The reality of his being his last shot at the top level is not at all lost on David Lemieux.

It’s a tough way to prove his worth, as the former IBF middleweight titlist from Montreal is a heavy underdog in his upcoming crossroads clash with Phoenix’s David Benavidez (25-0, 22KOs). The two collide for the interim WBC super middleweight title, with the 25-year-old Benavidez as high as a 25-1 betting favorite among several reputable sportsbooks to prevail in their May 21 Showtime headliner near Benavidez’s hometown at Gila River Arena in Glendale, Arizona.

Lemieux (43-4, 36KOs) has won five straight but is considered to be in the twilight of his career, given his all-action fighting style and the number of grueling fights he’s had to date. It’s reflected in the odds, as the 33-year-old is as much as a 9-1 underdog to pull off the upset on the road against a fresher and bigger foe.

“Regardless of age, it’s really now or never in every fight in the boxing ring,” Lemieux admitted to and other reporters during a recent Zoom media conference call. “You don’t get many chances to leave a good mark in the fight game. Every fight is to be taken seriously, especially a fight of this magnitude with (an interim) world title. A lot is at stake for me.

“I know Benavidez is a young, hungry fighter and wants to put on a show for the fans. So do I, and I’m going to do my best to apply what David Lemieux can still do. I will bring that title home to my people.”
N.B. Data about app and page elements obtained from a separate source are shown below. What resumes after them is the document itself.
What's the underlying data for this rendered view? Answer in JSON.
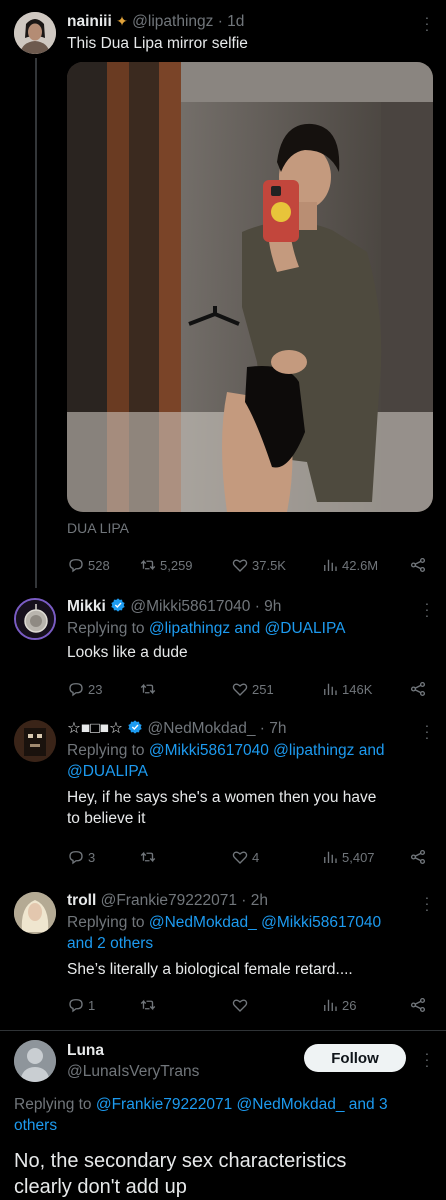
{
  "tweet1": {
    "name": "nainiii",
    "handle": "@lipathingz",
    "time": "· 1d",
    "text": "This Dua Lipa mirror selfie",
    "photo_caption": "DUA LIPA",
    "replies": "528",
    "retweets": "5,259",
    "likes": "37.5K",
    "views": "42.6M"
  },
  "tweet2": {
    "name": "Mikki",
    "handle": "@Mikki58617040",
    "time": "· 9h",
    "replying_prefix": "Replying to",
    "replying_to": "@lipathingz and @DUALIPA",
    "text": "Looks like a dude",
    "replies": "23",
    "retweets": "",
    "likes": "251",
    "views": "146K"
  },
  "tweet3": {
    "name": "☆■□■☆",
    "handle": "@NedMokdad_",
    "time": "· 7h",
    "replying_prefix": "Replying to",
    "replying_line1": "@Mikki58617040 @lipathingz and",
    "replying_line2": "@DUALIPA",
    "text_line1": "Hey, if he says she's a women then you have",
    "text_line2": "to believe it",
    "replies": "3",
    "retweets": "",
    "likes": "4",
    "views": "5,407"
  },
  "tweet4": {
    "name": "troll",
    "handle": "@Frankie79222071",
    "time": "· 2h",
    "replying_prefix": "Replying to",
    "replying_line1": "@NedMokdad_ @Mikki58617040",
    "replying_line2": "and 2 others",
    "text": "She’s literally a biological female retard....",
    "replies": "1",
    "retweets": "",
    "likes": "",
    "views": "26"
  },
  "tweet5": {
    "name": "Luna",
    "handle": "@LunaIsVeryTrans",
    "follow_label": "Follow",
    "replying_prefix": "Replying to",
    "replying_line1": "@Frankie79222071 @NedMokdad_ and 3",
    "replying_line2": "others",
    "text_line1": "No, the secondary sex characteristics",
    "text_line2": "clearly don't add up"
  },
  "colors": {
    "background": "#000000",
    "text": "#e7e9ea",
    "secondary": "#71767b",
    "link": "#1d9bf0",
    "verified": "#1d9bf0"
  }
}
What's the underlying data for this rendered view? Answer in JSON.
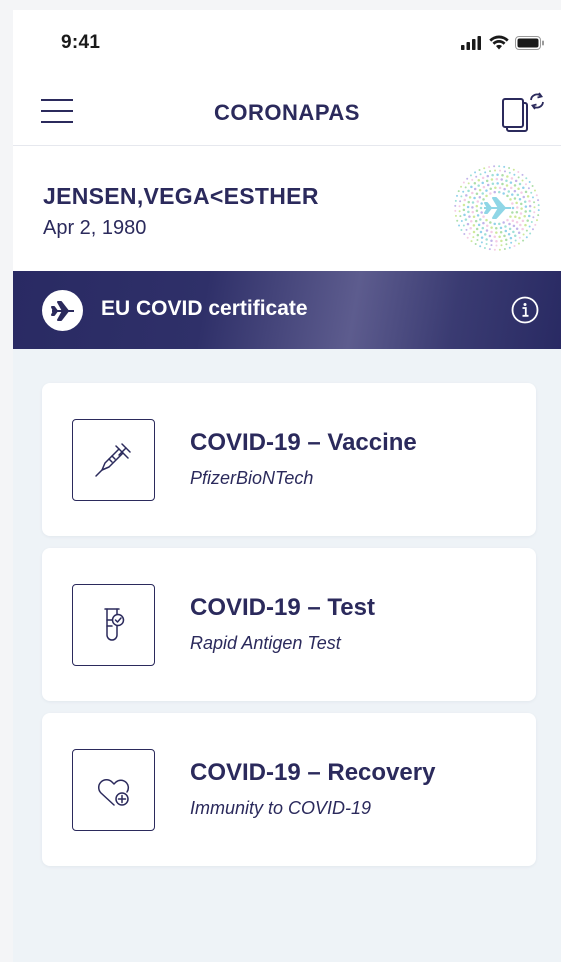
{
  "status_bar": {
    "time": "9:41",
    "icons": [
      "signal-icon",
      "wifi-icon",
      "battery-icon"
    ]
  },
  "nav": {
    "title": "CORONAPAS",
    "left_icon": "menu-icon",
    "right_icon": "switch-card-icon"
  },
  "holder": {
    "name": "JENSEN,VEGA<ESTHER",
    "dob": "Apr 2, 1980",
    "logo_icon": "travel-plane-logo-icon"
  },
  "banner": {
    "label": "EU COVID certificate",
    "left_icon": "plane-icon",
    "right_icon": "info-icon"
  },
  "certificates": [
    {
      "title": "COVID-19 – Vaccine",
      "subtitle": "PfizerBioNTech",
      "icon": "syringe-icon"
    },
    {
      "title": "COVID-19 – Test",
      "subtitle": "Rapid Antigen Test",
      "icon": "test-tube-icon"
    },
    {
      "title": "COVID-19 – Recovery",
      "subtitle": "Immunity to COVID-19",
      "icon": "heart-plus-icon"
    }
  ],
  "colors": {
    "primary": "#2b2a5c",
    "background": "#eef3f7",
    "banner": "#292a63",
    "card": "#ffffff"
  }
}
Lemieux won the IBF middleweight belt following a June 2015 unanimous decision over Hassan N’Dam N’Jikam. The feat marked the last of a nine-fight win streak after suffering back-to-back losses earlier in his career. Lemieux’s stay didn’t last long, suffering an eighth-round knockout to then-unbeaten Gennadiy Golovkin in their October 2015 WBA/IBF/IBO/interim WBC middleweight title unification bout at Madison Square Garden in New York City.

The lone other loss since then came in December 2017 points loss to then-undefeated WBO middleweight titlist Billy Joe Saunders. Five wins have followed, including his last three at super middleweight where he aims to become a two-division champ. It will mean overcoming the odds, a hostile crowd and—most importantly—a motivated Benavidez who owns just about every physical advantage in this matchup and has designs on becoming a three-time WBC super middleweight champ.

“I don’t care. I’m just going in there to fight, underdog or not,” vowed Lemieux. “I’ve been the underdog in the past, so it doesn’t bother me. I know what I can do, how hard I train and what can happen once I’m the ring.”

Jake Donovan is a senior writer for Twitter: @JakeNDaBox